The 22-foot statue unveiled in Boston last week is supposed to depict a photograph of Dr King and Coretta Scott King embracing after Martin Luther King Jr learned he had won the 1964 Nobel Peace Prize.
Coretta King’s cousin Seneca Scott said in a piece for Compact Mag that the statue “looks more like a pair of hands hugging a beefy penis than a special moment shared by the iconic couple”.
“Ten million dollars were wasted to create a masturbatory metal homage to my legendary family members — one of the all-time greatest American families,” Mr Scott wrote.
Artist Hank Willis Thomas appeared on CNN as the sculpture was slammed across social media platforms.
CNN host Don Lemon called the critics “just obviously trolls” and suggested to Mr Thomas that he doesn’t “really care” about the criticism.
“I care, because, I mean, how could you not think about Dr King and Mrs King’s legacy and not care, you know? But also when you put art in the world, you can’t control what people see. You know, I think about the Rorschach test, the inkblot test,” Mr Thomas responded.
“You know, what you see says a lot about what you see about the world.
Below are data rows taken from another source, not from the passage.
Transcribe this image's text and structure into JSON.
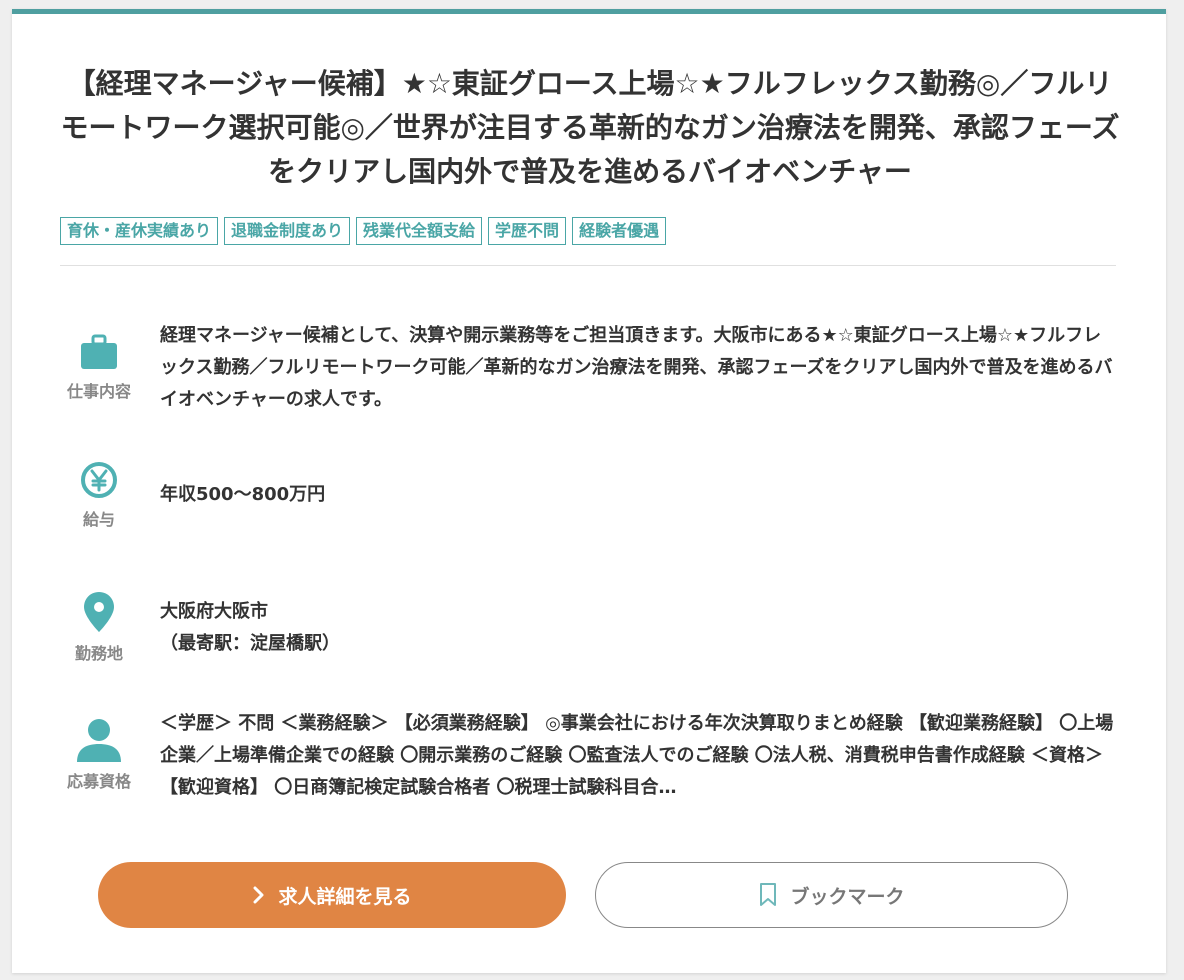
{
  "job": {
    "title": "【経理マネージャー候補】★☆東証グロース上場☆★フルフレックス勤務◎／フルリモートワーク選択可能◎／世界が注目する革新的なガン治療法を開発、承認フェーズをクリアし国内外で普及を進めるバイオベンチャー",
    "tags": [
      "育休・産休実績あり",
      "退職金制度あり",
      "残業代全額支給",
      "学歴不問",
      "経験者優遇"
    ]
  },
  "details": {
    "work": {
      "icon": "briefcase-icon",
      "label": "仕事内容",
      "text": "経理マネージャー候補として、決算や開示業務等をご担当頂きます。大阪市にある★☆東証グロース上場☆★フルフレックス勤務／フルリモートワーク可能／革新的なガン治療法を開発、承認フェーズをクリアし国内外で普及を進めるバイオベンチャーの求人です。"
    },
    "salary": {
      "icon": "yen-icon",
      "label": "給与",
      "text": "年収500〜800万円"
    },
    "location": {
      "icon": "map-pin-icon",
      "label": "勤務地",
      "line1": "大阪府大阪市",
      "line2": "（最寄駅：淀屋橋駅）"
    },
    "qualification": {
      "icon": "person-icon",
      "label": "応募資格",
      "text": "＜学歴＞ 不問 ＜業務経験＞ 【必須業務経験】 ◎事業会社における年次決算取りまとめ経験 【歓迎業務経験】 〇上場企業／上場準備企業での経験 〇開示業務のご経験 〇監査法人でのご経験 〇法人税、消費税申告書作成経験 ＜資格＞ 【歓迎資格】 〇日商簿記検定試験合格者 〇税理士試験科目合…"
    }
  },
  "actions": {
    "detail_label": "求人詳細を見る",
    "bookmark_label": "ブックマーク"
  },
  "colors": {
    "accent": "#4f9fa0",
    "tag": "#4aa6a6",
    "primary_button": "#e08544",
    "icon": "#4fb1b3"
  }
}
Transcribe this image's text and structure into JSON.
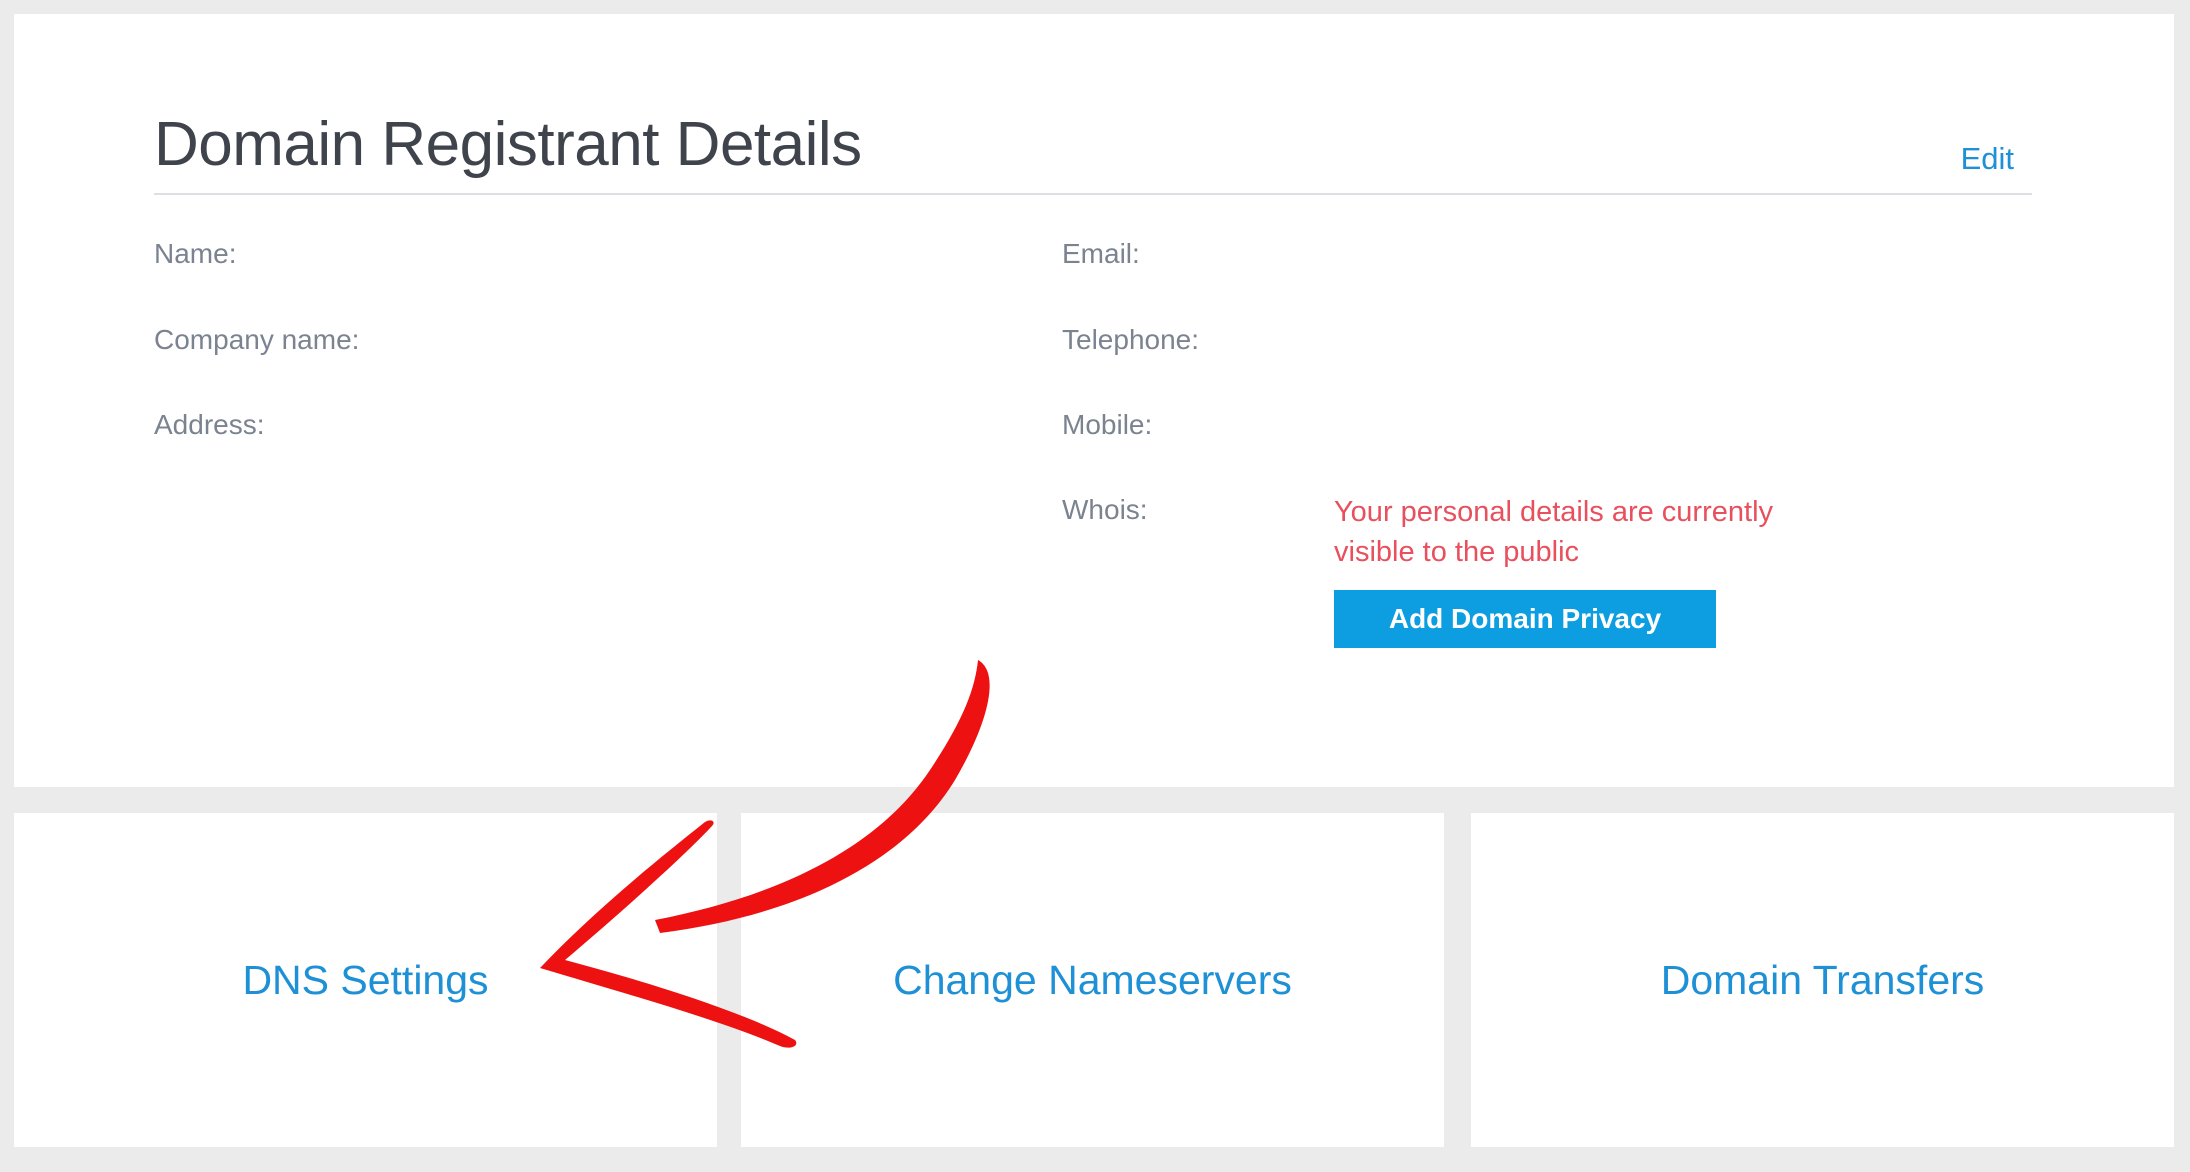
{
  "registrant": {
    "title": "Domain Registrant Details",
    "edit_label": "Edit",
    "labels": {
      "name": "Name:",
      "company": "Company name:",
      "address": "Address:",
      "email": "Email:",
      "telephone": "Telephone:",
      "mobile": "Mobile:",
      "whois": "Whois:"
    },
    "whois_warning": "Your personal details are currently visible to the public",
    "privacy_button_label": "Add Domain Privacy"
  },
  "tiles": [
    {
      "label": "DNS Settings"
    },
    {
      "label": "Change Nameservers"
    },
    {
      "label": "Domain Transfers"
    }
  ],
  "colors": {
    "accent": "#1e90d6",
    "button": "#0c9ee0",
    "warning": "#e8505e",
    "annotation_arrow": "#ee1111",
    "background": "#ebebeb"
  }
}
The work is meant to be gone into, it’s a call to action. You go in and be in the heart of their embrace. So what people see online I can’t really control,” the artist added.
He said he wanted to “capture” and “embody the feeling of love in their relationship,” adding that the statue was inspired by a quote from a book by Ms King.
“To me, the beloved community is a realistic vision of an achievable society, one in which problems and conflicts exist, but are resolved peacefully and without bitterness. The beloved community is a state of heart and mind, a spirit of hope and goodwill that transcends all boundaries and barriers, and embraces all creation,” Mr Thomas said, reading from the book.
Mr Thomas said he hopes that those that enter the area of the statue will feel the sense of the “beloved community”.
The artist said it was “unbelievable” that he was able to contribute to the legacy of the Kings, noting that Boston Common is one of the oldest public spaces in the US, going back to the 1600s.
“How could anyone fail to see that this was a major dick move (pun intended) that brings very few, if any, tangible benefits to struggling black families?” Mr Scott added.
He blasted the statue as being a result of the “woke machine’s callousness and vanity”, and showed progressives were more interested in virtue signalling than helping Black Americans. “So now Boston has a big bronze penis statue that’s supposed to represent black love at its purest and most devotional. This is no accident. The woke algorithm is racist and classist.”